= About this task =
Look at each line below and count those with the word "discount"; the answer is that number only.

= Data shown =
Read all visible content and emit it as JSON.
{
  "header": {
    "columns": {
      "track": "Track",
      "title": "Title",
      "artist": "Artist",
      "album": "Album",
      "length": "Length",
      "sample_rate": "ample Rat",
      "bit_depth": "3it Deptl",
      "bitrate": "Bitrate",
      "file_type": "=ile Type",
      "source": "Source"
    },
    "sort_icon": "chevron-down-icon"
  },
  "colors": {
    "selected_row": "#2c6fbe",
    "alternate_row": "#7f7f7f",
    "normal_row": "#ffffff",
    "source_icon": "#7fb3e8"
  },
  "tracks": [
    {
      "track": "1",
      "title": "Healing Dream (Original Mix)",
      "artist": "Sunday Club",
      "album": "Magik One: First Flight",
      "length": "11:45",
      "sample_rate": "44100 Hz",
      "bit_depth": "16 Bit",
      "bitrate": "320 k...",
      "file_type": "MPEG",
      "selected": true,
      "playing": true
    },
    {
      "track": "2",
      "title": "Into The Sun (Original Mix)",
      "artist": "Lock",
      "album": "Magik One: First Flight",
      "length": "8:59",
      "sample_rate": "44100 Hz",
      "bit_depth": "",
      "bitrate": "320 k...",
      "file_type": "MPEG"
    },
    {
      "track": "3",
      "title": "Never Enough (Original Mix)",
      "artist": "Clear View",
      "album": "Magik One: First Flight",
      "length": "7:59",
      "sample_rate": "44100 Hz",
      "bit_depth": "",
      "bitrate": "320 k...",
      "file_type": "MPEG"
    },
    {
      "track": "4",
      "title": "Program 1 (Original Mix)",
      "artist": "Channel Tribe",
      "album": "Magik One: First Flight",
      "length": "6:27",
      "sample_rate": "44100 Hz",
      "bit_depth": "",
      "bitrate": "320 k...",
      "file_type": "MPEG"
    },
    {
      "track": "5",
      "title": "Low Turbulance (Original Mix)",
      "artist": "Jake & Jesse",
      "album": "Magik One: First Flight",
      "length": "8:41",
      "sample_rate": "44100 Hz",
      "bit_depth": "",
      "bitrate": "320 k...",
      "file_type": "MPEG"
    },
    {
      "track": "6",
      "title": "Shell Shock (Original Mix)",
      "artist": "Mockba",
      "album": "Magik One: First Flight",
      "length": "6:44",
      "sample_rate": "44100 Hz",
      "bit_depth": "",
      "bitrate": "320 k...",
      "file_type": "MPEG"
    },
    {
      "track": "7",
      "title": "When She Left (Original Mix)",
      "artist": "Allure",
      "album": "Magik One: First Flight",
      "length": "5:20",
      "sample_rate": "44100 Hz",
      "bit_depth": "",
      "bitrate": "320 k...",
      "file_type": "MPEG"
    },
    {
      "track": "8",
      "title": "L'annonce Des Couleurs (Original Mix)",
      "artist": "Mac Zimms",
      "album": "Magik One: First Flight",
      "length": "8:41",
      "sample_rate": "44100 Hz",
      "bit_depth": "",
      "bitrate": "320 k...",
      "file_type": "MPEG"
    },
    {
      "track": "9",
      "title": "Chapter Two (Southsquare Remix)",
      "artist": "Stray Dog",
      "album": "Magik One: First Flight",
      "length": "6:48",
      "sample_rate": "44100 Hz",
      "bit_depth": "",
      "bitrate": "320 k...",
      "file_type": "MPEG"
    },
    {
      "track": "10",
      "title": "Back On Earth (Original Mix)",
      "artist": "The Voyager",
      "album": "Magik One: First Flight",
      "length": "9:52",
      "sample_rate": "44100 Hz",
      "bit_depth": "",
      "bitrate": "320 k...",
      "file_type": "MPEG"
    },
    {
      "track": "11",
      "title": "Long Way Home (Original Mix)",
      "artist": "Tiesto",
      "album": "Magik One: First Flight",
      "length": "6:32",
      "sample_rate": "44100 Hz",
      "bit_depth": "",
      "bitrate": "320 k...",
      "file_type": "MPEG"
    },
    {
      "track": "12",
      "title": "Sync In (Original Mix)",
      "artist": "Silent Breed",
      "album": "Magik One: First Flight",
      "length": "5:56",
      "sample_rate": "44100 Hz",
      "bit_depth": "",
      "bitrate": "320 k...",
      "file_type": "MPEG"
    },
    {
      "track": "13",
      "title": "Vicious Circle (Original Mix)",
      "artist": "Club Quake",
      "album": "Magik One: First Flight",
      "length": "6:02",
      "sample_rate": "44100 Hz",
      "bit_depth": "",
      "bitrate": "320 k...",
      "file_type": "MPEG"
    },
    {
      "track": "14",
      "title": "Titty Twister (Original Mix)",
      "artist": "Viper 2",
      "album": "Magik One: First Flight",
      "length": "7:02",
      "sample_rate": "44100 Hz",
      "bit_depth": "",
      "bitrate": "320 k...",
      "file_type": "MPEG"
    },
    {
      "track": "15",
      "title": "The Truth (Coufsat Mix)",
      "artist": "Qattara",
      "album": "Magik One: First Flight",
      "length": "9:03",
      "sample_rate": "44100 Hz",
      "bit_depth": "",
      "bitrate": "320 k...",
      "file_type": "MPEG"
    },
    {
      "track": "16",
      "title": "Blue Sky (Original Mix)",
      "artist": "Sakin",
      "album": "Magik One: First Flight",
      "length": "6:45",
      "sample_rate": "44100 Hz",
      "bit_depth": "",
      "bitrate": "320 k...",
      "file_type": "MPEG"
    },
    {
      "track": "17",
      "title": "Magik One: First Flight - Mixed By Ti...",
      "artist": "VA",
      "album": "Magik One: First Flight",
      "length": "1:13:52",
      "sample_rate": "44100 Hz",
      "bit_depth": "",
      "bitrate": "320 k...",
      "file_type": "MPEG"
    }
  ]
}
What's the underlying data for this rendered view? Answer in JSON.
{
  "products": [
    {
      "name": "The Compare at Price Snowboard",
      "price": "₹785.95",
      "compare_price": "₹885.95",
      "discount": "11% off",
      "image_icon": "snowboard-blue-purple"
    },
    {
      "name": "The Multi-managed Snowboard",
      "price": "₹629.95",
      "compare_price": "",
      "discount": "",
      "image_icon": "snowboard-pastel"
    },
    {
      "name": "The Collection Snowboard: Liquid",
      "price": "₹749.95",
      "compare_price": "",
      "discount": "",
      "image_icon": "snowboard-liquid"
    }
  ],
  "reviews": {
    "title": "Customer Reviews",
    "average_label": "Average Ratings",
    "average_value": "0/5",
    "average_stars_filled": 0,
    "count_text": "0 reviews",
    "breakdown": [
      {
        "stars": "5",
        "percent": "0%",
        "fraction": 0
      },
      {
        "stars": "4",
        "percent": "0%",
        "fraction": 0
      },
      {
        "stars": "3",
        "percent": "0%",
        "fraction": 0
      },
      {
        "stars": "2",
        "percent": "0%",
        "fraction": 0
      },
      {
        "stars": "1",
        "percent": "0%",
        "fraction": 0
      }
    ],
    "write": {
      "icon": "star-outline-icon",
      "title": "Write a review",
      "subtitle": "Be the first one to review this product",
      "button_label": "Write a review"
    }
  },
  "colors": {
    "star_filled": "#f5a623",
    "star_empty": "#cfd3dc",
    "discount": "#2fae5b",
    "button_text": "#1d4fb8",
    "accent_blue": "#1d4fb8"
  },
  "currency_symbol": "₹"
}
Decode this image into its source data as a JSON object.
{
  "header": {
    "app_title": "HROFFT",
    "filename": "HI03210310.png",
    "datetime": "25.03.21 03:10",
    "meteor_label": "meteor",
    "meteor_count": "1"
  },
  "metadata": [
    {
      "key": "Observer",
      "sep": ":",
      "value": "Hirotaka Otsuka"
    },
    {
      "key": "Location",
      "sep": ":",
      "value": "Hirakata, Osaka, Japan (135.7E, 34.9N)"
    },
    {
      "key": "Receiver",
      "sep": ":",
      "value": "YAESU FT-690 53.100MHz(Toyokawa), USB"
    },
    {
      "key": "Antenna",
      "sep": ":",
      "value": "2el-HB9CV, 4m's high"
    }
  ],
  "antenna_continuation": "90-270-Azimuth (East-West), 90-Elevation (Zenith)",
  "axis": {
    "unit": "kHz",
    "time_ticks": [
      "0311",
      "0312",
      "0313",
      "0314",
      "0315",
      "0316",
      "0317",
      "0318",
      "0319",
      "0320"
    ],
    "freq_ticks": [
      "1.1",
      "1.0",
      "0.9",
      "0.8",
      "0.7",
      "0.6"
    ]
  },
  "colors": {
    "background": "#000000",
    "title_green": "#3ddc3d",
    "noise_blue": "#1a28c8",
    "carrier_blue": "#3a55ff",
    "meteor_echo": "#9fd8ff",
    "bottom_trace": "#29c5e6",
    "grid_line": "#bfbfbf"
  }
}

= Output for this task =
4